[Website and app data records]
-*-

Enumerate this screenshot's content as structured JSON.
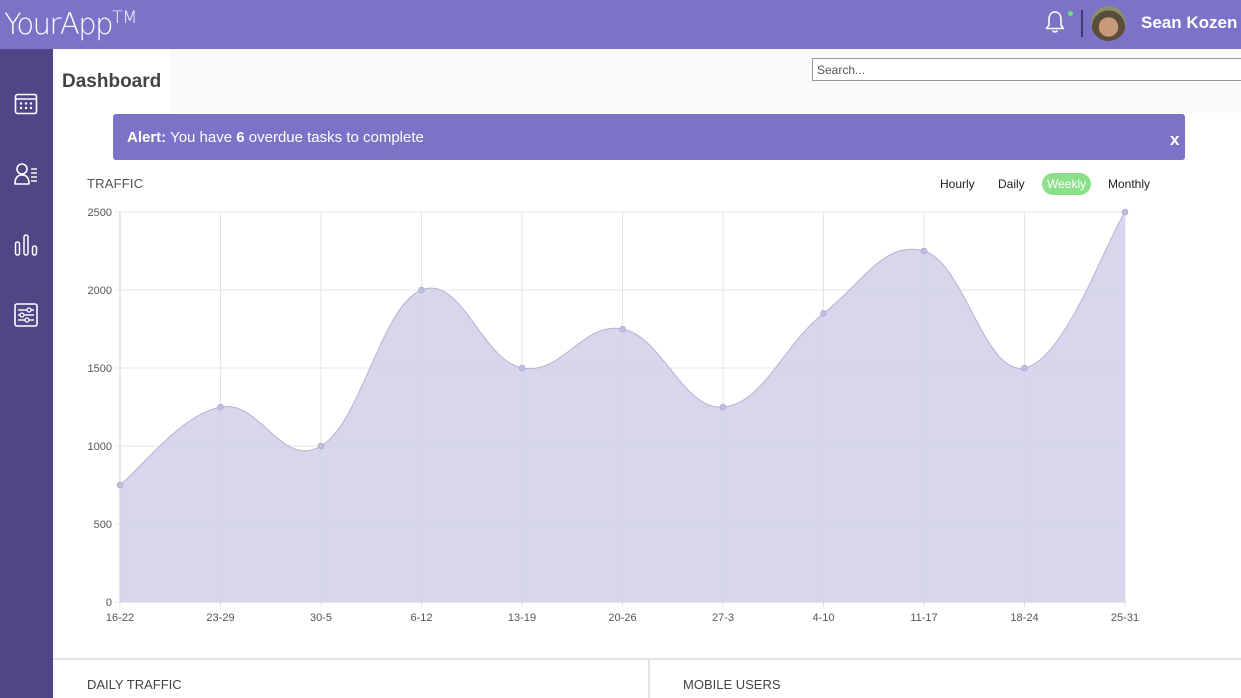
{
  "header": {
    "logo_your": "Your",
    "logo_app": "App",
    "logo_tm": "TM",
    "user_name": "Sean Kozen",
    "icons": {
      "bell": "bell-icon",
      "avatar": "user-avatar"
    }
  },
  "sidebar": {
    "items": [
      {
        "icon": "calendar-icon"
      },
      {
        "icon": "user-list-icon"
      },
      {
        "icon": "bar-chart-icon"
      },
      {
        "icon": "sliders-icon"
      }
    ]
  },
  "page": {
    "title": "Dashboard",
    "search_placeholder": "Search..."
  },
  "alert": {
    "label": "Alert:",
    "text_before": " You have ",
    "count": "6",
    "text_after": " overdue tasks to complete",
    "close": "x"
  },
  "traffic": {
    "title": "TRAFFIC",
    "tabs": [
      "Hourly",
      "Daily",
      "Weekly",
      "Monthly"
    ],
    "active_tab": "Weekly"
  },
  "chart_data": {
    "type": "area",
    "categories": [
      "16-22",
      "23-29",
      "30-5",
      "6-12",
      "13-19",
      "20-26",
      "27-3",
      "4-10",
      "11-17",
      "18-24",
      "25-31"
    ],
    "values": [
      750,
      1250,
      1000,
      2000,
      1500,
      1750,
      1250,
      1850,
      2250,
      1500,
      2500
    ],
    "ylim": [
      0,
      2500
    ],
    "yticks": [
      0,
      500,
      1000,
      1500,
      2000,
      2500
    ],
    "grid": true,
    "fill_color": "#d5d4ea",
    "line_color": "#b5b3d6"
  },
  "bottom_panels": {
    "daily_traffic": "DAILY TRAFFIC",
    "mobile_users": "MOBILE USERS"
  },
  "colors": {
    "header": "#7c72c8",
    "sidebar": "#4f4686",
    "active_tab": "#8ce08a"
  }
}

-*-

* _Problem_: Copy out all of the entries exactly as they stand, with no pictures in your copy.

* _Result_:
Enumerate this screenshot's content as structured JSON.
{
  "header": {
    "logo_your": "Your",
    "logo_app": "App",
    "logo_tm": "TM",
    "user_name": "Sean Kozen",
    "icons": {
      "bell": "bell-icon",
      "avatar": "user-avatar"
    }
  },
  "sidebar": {
    "items": [
      {
        "icon": "calendar-icon"
      },
      {
        "icon": "user-list-icon"
      },
      {
        "icon": "bar-chart-icon"
      },
      {
        "icon": "sliders-icon"
      }
    ]
  },
  "page": {
    "title": "Dashboard",
    "search_placeholder": "Search..."
  },
  "alert": {
    "label": "Alert:",
    "text_before": " You have ",
    "count": "6",
    "text_after": " overdue tasks to complete",
    "close": "x"
  },
  "traffic": {
    "title": "TRAFFIC",
    "tabs": [
      "Hourly",
      "Daily",
      "Weekly",
      "Monthly"
    ],
    "active_tab": "Weekly"
  },
  "chart_data": {
    "type": "area",
    "categories": [
      "16-22",
      "23-29",
      "30-5",
      "6-12",
      "13-19",
      "20-26",
      "27-3",
      "4-10",
      "11-17",
      "18-24",
      "25-31"
    ],
    "values": [
      750,
      1250,
      1000,
      2000,
      1500,
      1750,
      1250,
      1850,
      2250,
      1500,
      2500
    ],
    "ylim": [
      0,
      2500
    ],
    "yticks": [
      0,
      500,
      1000,
      1500,
      2000,
      2500
    ],
    "grid": true,
    "fill_color": "#d5d4ea",
    "line_color": "#b5b3d6"
  },
  "bottom_panels": {
    "daily_traffic": "DAILY TRAFFIC",
    "mobile_users": "MOBILE USERS"
  },
  "colors": {
    "header": "#7c72c8",
    "sidebar": "#4f4686",
    "active_tab": "#8ce08a"
  }
}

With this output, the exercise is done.